With all the information at our fingertips nowadays, it’s surprising that we hear this question so often. But, apparently, there’s a lot of confusion over just how one determines the market value of a home. Since we believe that an educated client helps the transaction go smoother, we are happy to offer an answer to this question.
Who Determines Market Value?
This is the best place to start any discussion of a home’s worth on the current market. Think of the process as that you would undertake if you were selling your car. How will you determine an asking price for it? Do you just pull a figure out of the air because it’s what you’d like to receive?
Maybe you’ve rummaged through your records, added up what you’ve spent on the car in repairs and upgrades and added that total to what you think the car is worth.
In reality, it is worth how much other cars similar to it have sold for recently. It’s the same in real estate. Buyers determine market value, not sellers.
What Determines Market Value?
So, now we know that a home is worth what a buyer is willing to pay for it. So, how do you know what a buyer is willing to fork over? We compare your home to others that are similar and have sold recently.
We will go through the MLS, looking for sold listings within a one to two mile radius of your home. These are known as “comparables,” because we will compare your house to them.
At this point, we have a pile of sold listings that we’ve used only one criterion on – location. Now it’s time to narrow the comparables down, eliminating those that don’t closely match your home.
Here are examples of some similarities that we look for when determining the market value of a home:
Ideally, we’d like to find homes that match the age of your home exactly, but that isn’t always possible. Therefore, we’ll keep any sold listings of homes that were built within three years before or after your home was built.
We also compare the size of your home to those that have recently sold. We use the square footage to determine similarity here. If we can’t find homes of a similar size as yours we will use both smaller and larger homes, knowing that all else being equal, the value of yours will fall between the values of both groups.
Condition, upgrades and amenities
The question we ask at this point is: What amenities does your home have that the others don’t? What does it lack that the others don’t?
The bank’s appraiser will deduct value from your home if other homes have upgrades and yours doesn’t, so we must do the same. An updated kitchen or bath will add value over a home without these improvements. A well-maintained home has a higher value than a run-down home.
Typically, this last step will be where the market value of your home comes into focus.
One way we check our work is by comparing the determined market value with the list prices of comparable homes currently on the market.

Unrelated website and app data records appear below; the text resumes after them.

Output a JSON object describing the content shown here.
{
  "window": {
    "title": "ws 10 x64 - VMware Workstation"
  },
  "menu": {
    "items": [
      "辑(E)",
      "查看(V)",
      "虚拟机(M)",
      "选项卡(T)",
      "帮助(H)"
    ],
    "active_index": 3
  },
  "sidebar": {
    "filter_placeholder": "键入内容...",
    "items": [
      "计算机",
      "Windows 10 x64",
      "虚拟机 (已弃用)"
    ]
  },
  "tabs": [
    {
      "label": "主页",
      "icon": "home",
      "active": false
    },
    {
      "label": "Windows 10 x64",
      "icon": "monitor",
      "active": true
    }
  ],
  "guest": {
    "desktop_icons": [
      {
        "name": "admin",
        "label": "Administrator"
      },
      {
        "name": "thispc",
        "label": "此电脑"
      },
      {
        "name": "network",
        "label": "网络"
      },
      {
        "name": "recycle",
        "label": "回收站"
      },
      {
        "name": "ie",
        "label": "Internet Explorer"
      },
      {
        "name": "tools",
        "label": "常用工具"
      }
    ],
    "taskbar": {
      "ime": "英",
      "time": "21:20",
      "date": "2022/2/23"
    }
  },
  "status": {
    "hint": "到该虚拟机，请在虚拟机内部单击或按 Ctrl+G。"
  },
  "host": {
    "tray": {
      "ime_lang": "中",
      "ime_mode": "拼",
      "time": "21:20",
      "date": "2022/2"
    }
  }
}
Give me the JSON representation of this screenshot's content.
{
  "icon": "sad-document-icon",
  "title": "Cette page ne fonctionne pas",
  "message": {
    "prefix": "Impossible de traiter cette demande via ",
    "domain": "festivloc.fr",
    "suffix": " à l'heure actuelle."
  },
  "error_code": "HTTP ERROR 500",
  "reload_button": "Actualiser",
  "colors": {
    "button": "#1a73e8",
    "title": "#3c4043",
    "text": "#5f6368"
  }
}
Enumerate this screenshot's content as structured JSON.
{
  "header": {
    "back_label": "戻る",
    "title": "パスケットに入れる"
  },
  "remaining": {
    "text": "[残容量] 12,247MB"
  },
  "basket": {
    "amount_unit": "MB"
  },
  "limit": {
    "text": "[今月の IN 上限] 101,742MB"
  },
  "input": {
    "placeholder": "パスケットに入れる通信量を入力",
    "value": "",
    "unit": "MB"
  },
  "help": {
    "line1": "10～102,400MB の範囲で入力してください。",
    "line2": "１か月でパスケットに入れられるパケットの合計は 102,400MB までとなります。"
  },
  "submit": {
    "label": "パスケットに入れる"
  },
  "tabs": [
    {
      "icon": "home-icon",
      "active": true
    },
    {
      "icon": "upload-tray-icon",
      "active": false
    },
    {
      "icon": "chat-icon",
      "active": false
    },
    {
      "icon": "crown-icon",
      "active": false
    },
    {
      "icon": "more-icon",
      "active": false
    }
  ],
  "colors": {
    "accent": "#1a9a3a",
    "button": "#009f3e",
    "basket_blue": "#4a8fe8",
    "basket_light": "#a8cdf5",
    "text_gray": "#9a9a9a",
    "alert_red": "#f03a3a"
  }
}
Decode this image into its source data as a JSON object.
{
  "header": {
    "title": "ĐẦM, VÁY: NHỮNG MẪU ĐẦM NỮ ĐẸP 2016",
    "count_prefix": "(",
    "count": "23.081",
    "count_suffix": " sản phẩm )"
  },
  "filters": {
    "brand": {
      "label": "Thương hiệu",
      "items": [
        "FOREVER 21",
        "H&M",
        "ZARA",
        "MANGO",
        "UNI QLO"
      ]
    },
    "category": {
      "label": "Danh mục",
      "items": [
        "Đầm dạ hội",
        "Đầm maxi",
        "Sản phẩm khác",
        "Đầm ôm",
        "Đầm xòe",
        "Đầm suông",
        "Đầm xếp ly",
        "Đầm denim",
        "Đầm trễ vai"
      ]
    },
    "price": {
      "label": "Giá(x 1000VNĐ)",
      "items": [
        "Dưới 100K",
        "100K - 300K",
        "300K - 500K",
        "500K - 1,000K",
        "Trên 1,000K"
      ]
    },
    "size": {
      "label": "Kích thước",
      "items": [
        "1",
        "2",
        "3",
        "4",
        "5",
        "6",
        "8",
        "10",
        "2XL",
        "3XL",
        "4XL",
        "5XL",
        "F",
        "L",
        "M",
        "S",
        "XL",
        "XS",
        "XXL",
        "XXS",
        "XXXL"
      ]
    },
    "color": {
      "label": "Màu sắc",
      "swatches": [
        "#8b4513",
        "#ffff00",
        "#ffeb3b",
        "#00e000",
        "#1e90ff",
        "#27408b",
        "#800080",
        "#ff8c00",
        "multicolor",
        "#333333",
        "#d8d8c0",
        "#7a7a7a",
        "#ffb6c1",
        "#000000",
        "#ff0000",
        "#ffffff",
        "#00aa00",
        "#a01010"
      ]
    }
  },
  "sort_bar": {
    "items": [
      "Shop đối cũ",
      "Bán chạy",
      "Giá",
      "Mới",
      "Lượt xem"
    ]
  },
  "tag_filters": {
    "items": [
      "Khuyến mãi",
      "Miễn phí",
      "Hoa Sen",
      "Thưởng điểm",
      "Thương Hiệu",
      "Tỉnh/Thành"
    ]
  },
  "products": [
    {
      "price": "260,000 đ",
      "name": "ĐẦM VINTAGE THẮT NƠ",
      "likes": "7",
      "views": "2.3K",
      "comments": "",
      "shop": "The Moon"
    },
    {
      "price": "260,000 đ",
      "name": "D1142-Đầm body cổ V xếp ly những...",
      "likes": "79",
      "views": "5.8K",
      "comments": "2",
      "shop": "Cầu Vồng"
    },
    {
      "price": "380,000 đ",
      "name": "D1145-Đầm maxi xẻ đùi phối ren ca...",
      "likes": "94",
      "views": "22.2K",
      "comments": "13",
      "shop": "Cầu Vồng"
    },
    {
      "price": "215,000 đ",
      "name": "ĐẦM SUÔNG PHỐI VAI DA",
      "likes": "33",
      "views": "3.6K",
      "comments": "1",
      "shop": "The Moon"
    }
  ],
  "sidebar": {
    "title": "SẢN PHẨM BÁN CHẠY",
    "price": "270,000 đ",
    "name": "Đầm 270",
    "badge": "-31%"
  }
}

Of course, this isn’t a fail-safe comparison as many homeowners deliberately overprice their homes. If, however, we find several comparable homes priced similar to the figure we’ve come up with, we’ll know we’re on the right track.